One of the country’s premier listings, the Le Belvédère estate in Bel Air, Calif., sold in June for more than $50 million, making it the most expensive sale so far in 2010. The home was featured on our June/July 2009 cover; at that time it was listed for $85 million. The 48,000-square-foot manse was reduced to $72 million in August of last year. For more on the home, we looked back to the story Camilla McLaughlin wrote for us last year:
Le Belvédère Sells
As with most exceptional properties, the many over-the-top features, such as the opulent materials, a ballroom that seats 200 or more or the traditional Turkish hamma
m (the cover photo), garner the most initial attention. But delve more deeply into our cover and you might just discover that you’re falling in love with this home, with the exceptional beauty of intricate but refined details, such as the embossed leather or hand-carved ceilings, the elegant stateliness of the architecture and the tranquility that comes from having every facet in perfect alignment.
Slip through Le Belvédère’s massive entry gates, past the swan pond and you are transported back to an era more romantic and gracious than 21st-century Los Angeles. Inside, the foyer dazzles with views that extend past the infinity pool to a 280-degree panorama of the city below.
“It is so magic when you enter this house,” says Stacy Gottula, who, with Joyce Rey, is listing the property for

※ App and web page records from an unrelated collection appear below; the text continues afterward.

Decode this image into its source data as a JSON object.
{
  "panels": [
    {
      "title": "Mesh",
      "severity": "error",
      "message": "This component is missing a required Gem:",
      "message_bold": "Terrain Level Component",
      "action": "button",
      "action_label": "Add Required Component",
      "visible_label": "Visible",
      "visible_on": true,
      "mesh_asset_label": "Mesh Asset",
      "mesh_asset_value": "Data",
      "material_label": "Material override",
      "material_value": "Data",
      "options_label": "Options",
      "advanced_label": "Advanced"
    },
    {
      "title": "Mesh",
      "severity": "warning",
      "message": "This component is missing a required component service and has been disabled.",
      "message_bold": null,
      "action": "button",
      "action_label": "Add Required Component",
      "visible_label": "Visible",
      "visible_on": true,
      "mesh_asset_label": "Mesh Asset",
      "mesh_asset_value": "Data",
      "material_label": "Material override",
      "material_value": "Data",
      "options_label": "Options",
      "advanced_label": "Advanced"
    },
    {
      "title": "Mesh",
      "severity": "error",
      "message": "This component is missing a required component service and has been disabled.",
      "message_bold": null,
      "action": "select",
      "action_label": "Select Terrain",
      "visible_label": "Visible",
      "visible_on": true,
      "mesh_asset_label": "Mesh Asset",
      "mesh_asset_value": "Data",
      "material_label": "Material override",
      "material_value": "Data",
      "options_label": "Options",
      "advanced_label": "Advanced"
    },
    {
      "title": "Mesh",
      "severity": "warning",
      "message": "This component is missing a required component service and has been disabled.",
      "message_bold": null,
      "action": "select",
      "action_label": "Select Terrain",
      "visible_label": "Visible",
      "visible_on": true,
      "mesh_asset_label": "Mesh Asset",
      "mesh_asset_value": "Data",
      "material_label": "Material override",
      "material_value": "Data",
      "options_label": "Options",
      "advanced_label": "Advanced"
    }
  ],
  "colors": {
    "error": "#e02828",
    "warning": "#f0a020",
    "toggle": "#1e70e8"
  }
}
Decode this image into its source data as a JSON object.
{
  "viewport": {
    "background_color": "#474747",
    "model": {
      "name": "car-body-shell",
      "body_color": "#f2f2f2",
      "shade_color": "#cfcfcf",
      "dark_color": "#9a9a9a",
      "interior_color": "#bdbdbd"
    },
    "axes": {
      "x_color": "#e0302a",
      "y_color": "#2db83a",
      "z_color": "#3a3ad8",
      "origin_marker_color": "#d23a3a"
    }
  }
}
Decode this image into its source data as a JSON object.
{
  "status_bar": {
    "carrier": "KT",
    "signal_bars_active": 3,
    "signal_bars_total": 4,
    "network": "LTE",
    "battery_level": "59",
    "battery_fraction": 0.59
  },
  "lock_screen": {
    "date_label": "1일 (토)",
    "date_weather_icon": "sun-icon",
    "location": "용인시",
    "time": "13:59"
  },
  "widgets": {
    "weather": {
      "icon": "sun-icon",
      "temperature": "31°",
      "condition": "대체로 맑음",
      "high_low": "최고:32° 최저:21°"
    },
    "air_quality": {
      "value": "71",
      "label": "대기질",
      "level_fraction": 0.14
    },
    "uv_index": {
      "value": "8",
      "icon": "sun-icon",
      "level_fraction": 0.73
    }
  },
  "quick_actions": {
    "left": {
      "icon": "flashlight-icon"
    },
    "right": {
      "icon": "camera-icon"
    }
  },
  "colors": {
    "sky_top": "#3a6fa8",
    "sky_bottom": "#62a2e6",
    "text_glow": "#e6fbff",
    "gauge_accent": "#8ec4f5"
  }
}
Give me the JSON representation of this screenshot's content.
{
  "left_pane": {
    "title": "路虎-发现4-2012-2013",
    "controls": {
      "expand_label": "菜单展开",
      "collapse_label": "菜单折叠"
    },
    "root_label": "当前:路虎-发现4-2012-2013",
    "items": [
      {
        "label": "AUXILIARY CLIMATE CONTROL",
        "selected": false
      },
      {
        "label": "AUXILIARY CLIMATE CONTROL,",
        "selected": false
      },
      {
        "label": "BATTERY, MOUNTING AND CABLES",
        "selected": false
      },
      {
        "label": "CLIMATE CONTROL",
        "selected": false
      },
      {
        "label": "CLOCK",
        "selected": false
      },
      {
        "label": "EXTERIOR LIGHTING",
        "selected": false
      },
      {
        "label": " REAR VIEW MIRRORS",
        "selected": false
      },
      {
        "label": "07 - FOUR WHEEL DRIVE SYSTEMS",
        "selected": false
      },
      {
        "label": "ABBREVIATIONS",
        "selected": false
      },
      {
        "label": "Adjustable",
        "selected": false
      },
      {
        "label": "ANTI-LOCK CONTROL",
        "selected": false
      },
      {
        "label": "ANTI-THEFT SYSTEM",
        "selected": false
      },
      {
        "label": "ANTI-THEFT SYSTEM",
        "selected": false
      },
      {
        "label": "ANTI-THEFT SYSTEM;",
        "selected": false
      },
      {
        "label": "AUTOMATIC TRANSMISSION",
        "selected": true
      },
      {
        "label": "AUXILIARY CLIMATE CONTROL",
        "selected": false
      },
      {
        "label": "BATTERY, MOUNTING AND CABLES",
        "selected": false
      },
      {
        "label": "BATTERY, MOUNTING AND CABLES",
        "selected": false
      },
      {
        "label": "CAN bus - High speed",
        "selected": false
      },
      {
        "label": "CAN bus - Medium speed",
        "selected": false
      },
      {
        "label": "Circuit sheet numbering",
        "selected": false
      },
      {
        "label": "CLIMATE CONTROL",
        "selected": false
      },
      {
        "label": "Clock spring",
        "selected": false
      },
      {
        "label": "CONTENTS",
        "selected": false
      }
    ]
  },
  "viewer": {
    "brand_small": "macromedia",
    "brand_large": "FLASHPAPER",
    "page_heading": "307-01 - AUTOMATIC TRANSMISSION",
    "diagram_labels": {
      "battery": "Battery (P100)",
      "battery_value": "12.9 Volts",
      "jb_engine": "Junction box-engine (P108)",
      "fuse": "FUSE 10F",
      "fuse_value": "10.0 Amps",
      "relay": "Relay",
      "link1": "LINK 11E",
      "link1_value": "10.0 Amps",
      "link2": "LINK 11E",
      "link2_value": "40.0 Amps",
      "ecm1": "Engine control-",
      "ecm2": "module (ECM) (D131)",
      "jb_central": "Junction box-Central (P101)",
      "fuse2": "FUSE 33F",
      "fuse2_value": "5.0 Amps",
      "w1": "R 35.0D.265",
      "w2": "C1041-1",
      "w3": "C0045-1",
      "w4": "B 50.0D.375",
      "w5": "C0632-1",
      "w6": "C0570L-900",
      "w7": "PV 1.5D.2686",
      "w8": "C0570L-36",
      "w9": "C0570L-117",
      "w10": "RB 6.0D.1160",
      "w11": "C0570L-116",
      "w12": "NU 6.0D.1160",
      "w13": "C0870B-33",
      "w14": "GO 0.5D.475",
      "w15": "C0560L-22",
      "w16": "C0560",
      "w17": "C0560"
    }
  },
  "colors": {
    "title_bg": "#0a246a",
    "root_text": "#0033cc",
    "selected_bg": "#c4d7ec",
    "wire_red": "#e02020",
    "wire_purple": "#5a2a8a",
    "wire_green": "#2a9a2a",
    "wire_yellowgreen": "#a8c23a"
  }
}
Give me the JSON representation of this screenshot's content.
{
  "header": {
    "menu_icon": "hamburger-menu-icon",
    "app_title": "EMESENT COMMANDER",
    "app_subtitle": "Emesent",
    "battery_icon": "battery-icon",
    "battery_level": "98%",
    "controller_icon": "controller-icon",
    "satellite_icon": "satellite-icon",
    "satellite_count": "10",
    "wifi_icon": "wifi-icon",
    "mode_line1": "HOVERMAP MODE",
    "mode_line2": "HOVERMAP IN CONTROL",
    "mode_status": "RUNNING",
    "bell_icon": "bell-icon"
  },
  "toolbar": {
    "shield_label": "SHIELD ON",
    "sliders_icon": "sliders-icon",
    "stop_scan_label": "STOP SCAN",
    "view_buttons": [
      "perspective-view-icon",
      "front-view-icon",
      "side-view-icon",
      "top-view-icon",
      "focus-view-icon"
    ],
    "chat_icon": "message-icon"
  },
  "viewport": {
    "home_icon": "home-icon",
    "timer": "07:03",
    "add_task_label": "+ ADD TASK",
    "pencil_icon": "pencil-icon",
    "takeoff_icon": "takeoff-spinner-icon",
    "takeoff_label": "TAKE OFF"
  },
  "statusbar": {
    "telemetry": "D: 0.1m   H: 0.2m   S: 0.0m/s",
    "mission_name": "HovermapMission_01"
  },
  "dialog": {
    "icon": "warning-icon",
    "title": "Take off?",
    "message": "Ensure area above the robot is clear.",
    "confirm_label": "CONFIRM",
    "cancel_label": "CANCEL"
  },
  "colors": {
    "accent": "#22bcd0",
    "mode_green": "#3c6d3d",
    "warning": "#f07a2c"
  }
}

Coldwell Banker Residential Brokerage in Beverly Hills for $85 million. The artistry of the embellishment created by more than 100 master craftsmen from Morocco, Mexico, Italy, China and Russia would in itself make this home exceptional. But the real magic comes from melding modern technology with Old World ambiance. For example, the screening room offers the highest-quality audio and video in a setting akin to ornate opera houses of France and Russia.
The best real estate realizes the magic that lives in all of us, and that’s what renowned developer Mohamed Hadid has done with Le Belvédère.
Houses Don’t Sell Themselves
Industry icon Joyce Rey, along with Stacy Gottula, now have their names on not only the most expensive home sale in the U.S. so far this year, but also the most-expensive home sale ever by a broker in the L.A. metro area.
Joyce and Stacy took an aggressive marketing stance. They placed ads in international publications, they hired a PR firm to help get the word out, and they reached out to the brokerage community — locally, of course, but globally as well. Joyce told me she thought the buyer would probably come from outside the L.A. area and, quite possibly, from outside the U.S. That meant a marketing campaign that was heavy on providing information. Homes on this scale can take many years to sell, yet Le Belvédère took less than 18 months.
In light of Joyce’s and Stacy’s success, I have to wonder about the efficacy of the pocket listing or the “shadow market” that we covered in our last issue. Shrouding a listing in secrecy seems to me a rather surreptitious and unreliable approach to getting a home sold. We know some sellers won’t let their agents promote their properties publicly. This brings to mind an old marketing pro I used to work with; he had a poster in his office that said, “What happens when you don’t advertise? Nothing!” I couldn’t agree more.